How complicated would it be to move the system from one location to another?
There may come a time when you wish to move. Perhaps you spend only part of the year at the residence and several months at a vacation home. Regardless of why you are moving, the home automation system has to come along, so learn how to remove the unit and install the system in the new location.
With a wireless system, installing/uninstalling/re-installing should not take much time or present much hassle. After all, no drilling is required, except in the case of a hardwired unit.
What is not protected by the warranty?
Equipment is going to be protected by a warranty, but missteps and bad decisions could void it. Troubleshooting on your own, calling in a third party repair service, and replacing parts are all examples of steps leading to a voided warranty. Check with the installer to determine what can and cannot be done warranty-wise.
Are the installers covered under a comprehensive insurance policy?
While the chance of someone being injured when installing the alarm system on your property is low, accidents are always possible. Be sure that you confirm what the workman’s comprehensive insurance policy covers. This way, you do not have to worry about liability if someone slips, falls, or otherwise suffers an injury as a result of a mishap.
How modern is the equipment being installed?
Homeowners do not like old and outdated security equipment. The installer should provide modern equipment that delivers cutting-edge protection. The newer the equipment is, the better the features will be and the more effective the alarm ends up being.
How long is the response time to the home monitoring and who is actually doing the monitoring?
If the alarm goes off during a break-in, you are really only “half protected”. The arrival of law enforcement or a response team is what ensures your protection. Find out who handles the phone service at the monitoring headquarters and be clear what the average response time is once the alarm is sounded. You want to rely on personnel trained to handle emergencies. Similarly, you probably want to avoid outsourced help trained solely in customer service.

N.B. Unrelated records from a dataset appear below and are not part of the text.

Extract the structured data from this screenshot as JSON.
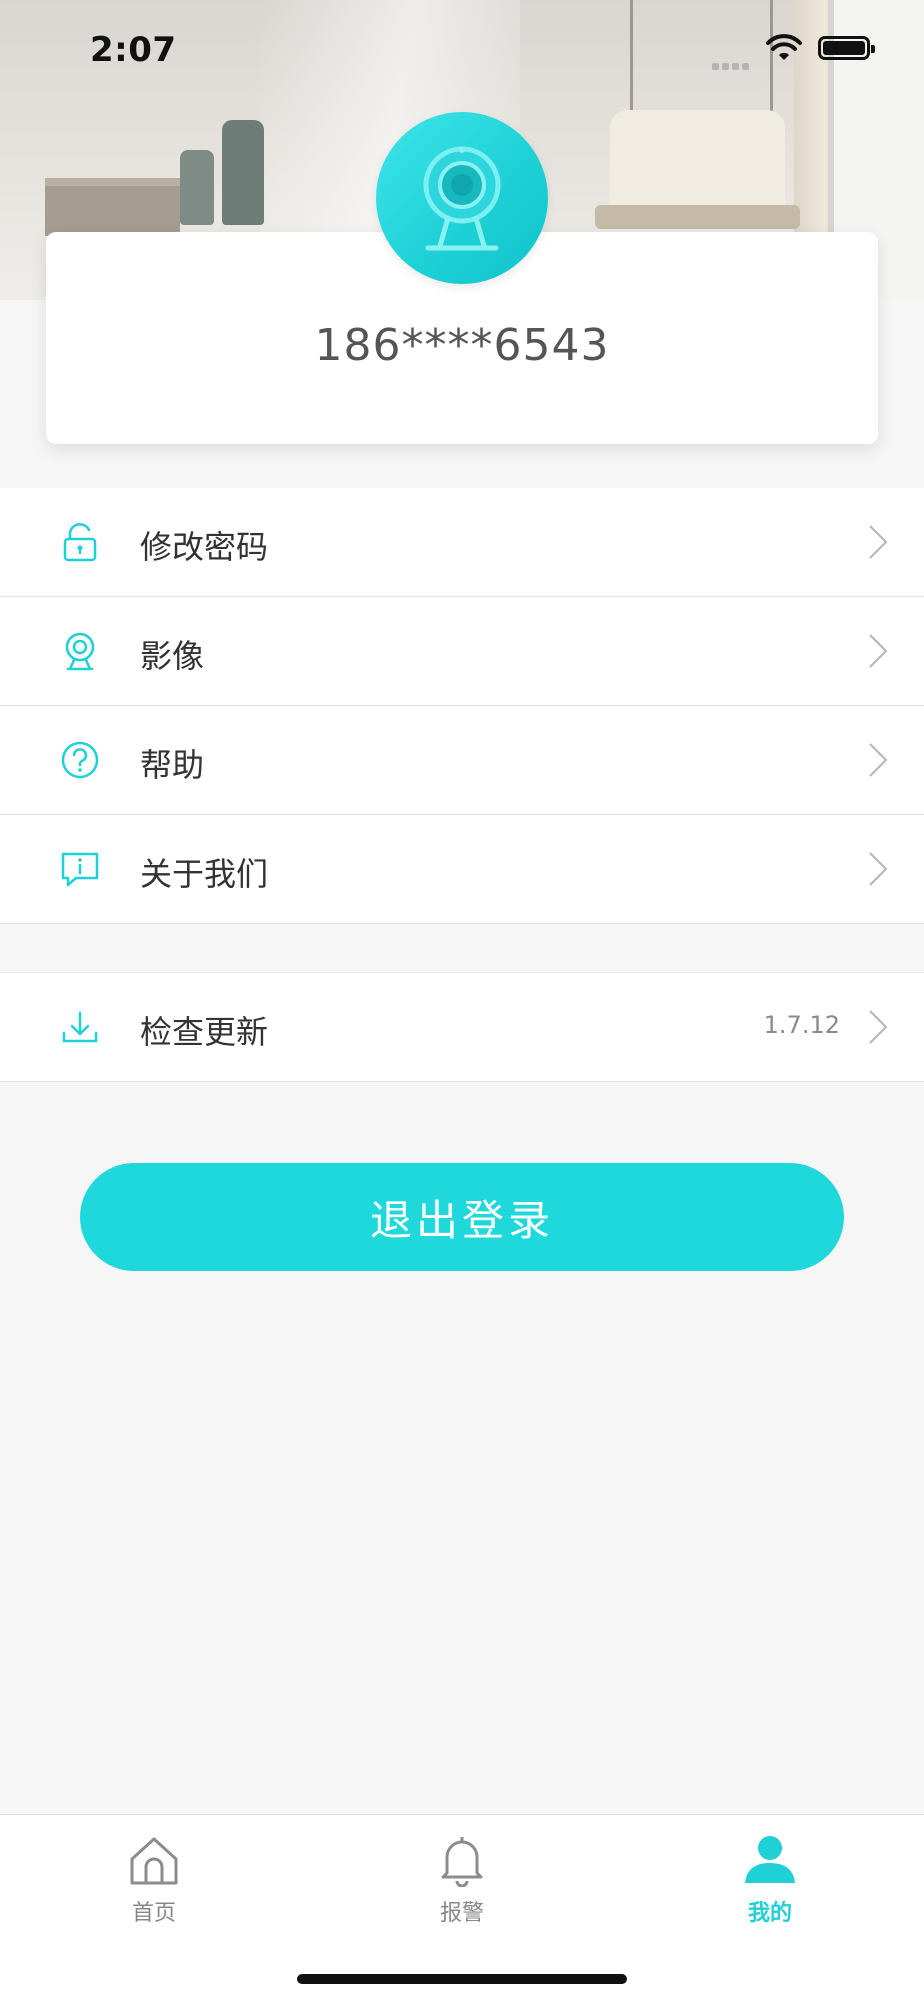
{
  "status_bar": {
    "time": "2:07"
  },
  "profile": {
    "phone": "186****6543",
    "avatar_icon": "camera-icon"
  },
  "menu": [
    {
      "label": "修改密码",
      "icon": "lock-icon"
    },
    {
      "label": "影像",
      "icon": "camera-icon"
    },
    {
      "label": "帮助",
      "icon": "question-circle-icon"
    },
    {
      "label": "关于我们",
      "icon": "info-message-icon"
    }
  ],
  "update": {
    "label": "检查更新",
    "version": "1.7.12",
    "icon": "download-icon"
  },
  "logout_label": "退出登录",
  "tabs": [
    {
      "label": "首页",
      "icon": "home-icon",
      "active": false
    },
    {
      "label": "报警",
      "icon": "bell-icon",
      "active": false
    },
    {
      "label": "我的",
      "icon": "user-icon",
      "active": true
    }
  ],
  "colors": {
    "accent": "#1fd8dc",
    "background": "#f6f6f6",
    "text": "#333333"
  }
}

Never leave anything to chance. Always confirm your concerns about the service so you know what you are getting. Your security relies on such diligence.